Purpose: The purpose of our program is to assist nurses in transitioning from the student nurse role to practicing nurse. The leap from student nurse to practicing nurse can be very difficult. The transition from academia to the practice setting can be overwhelming both to a new nurse as well as the preceptor. As novices begin their career, they are faced with learning how to practice nursing, using critical skills, learning policies, and becoming familiar with new technology and procedures. The first year is recognized as period of extreme stress. Many organizations are revisiting the need for residency programs to bridge the gap between school and practice setting. One solution
is a nurse residency program. The pros and cons of residency program need to be evaluated with both short- and long-term results. According to RN Work Project, 17.9% of nurses left within the first year of starting their first job. Organizations are tasked with the evaluation of cost of turnover verses cost of a residency program. Findings from the RN Work Project (a 10-year longitudinal study, completed in 2016), as well as the Louisiana’s 2019 Nursing Workforce Demand Report were reviewed. Historical data for the organization related to retention and turnover were examined. Based on the findings the team embarked on developing a residency program for novice nurses.

Description: A nursing team was formed led by a nurse educator to address the on-boarding of new nurses. A literature review was conducted related to Patricia Benner’s “Novice to Expert Nursing Theory” and the pros and cons of residency programs. The practice transition accreditation program (PTAP) accreditation by the ANCC guideline
for nurse residency programs were reviewed and incorporated into the program. This accreditation sets the global standard for residency programs that transition registered nurses into new practice settings.

This program aligns with the mission and values of our organization. The program was designed as a 12-month foundational program offering support, education, and training to assist in the transition to a competent registered nurse. Completion of knowledge exams and confidence surveys are assigned throughout the program. Surveys are re-assigned at various times during the 12 months to evaluate the efficacy of the program and assist with seminar topics. The program involved classroom, simulation, and computer-based training. Sessions are facilitated by professional development director, clinical educators, or subject matter experts. During the 12-month residency, each nurse resident will complete and present an evidence-based project. Residents are encouraged to support quality indicators and other processes that can be improved when choosing topics for the evidence-based practice projects. Projects are presented during the completion ceremony at the end of the program.
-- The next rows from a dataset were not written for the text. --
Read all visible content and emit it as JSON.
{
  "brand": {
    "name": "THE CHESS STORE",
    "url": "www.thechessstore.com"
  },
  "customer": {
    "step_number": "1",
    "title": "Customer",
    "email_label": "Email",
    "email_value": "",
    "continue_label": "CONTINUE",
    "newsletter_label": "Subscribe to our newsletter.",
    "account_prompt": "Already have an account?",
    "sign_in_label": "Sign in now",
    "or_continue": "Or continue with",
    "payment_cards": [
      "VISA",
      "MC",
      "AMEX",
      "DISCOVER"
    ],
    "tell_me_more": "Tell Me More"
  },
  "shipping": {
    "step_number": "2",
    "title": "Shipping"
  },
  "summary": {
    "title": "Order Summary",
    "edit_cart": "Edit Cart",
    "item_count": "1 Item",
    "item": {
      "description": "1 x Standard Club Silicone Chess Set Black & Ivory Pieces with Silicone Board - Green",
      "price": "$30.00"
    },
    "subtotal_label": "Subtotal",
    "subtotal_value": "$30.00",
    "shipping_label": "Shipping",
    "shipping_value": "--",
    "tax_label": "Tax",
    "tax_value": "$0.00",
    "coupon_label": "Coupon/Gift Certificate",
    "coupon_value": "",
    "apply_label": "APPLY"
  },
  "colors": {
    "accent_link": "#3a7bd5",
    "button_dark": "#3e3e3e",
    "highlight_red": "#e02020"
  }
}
Evaluation and outcomes: In 2020-2021, there are approximately 223 nurse residents enrolled in the program, of which 49 will be set to graduate the program in February and 45 in July 2021. This program has resulted in increased nurse retention and nurse satisfaction.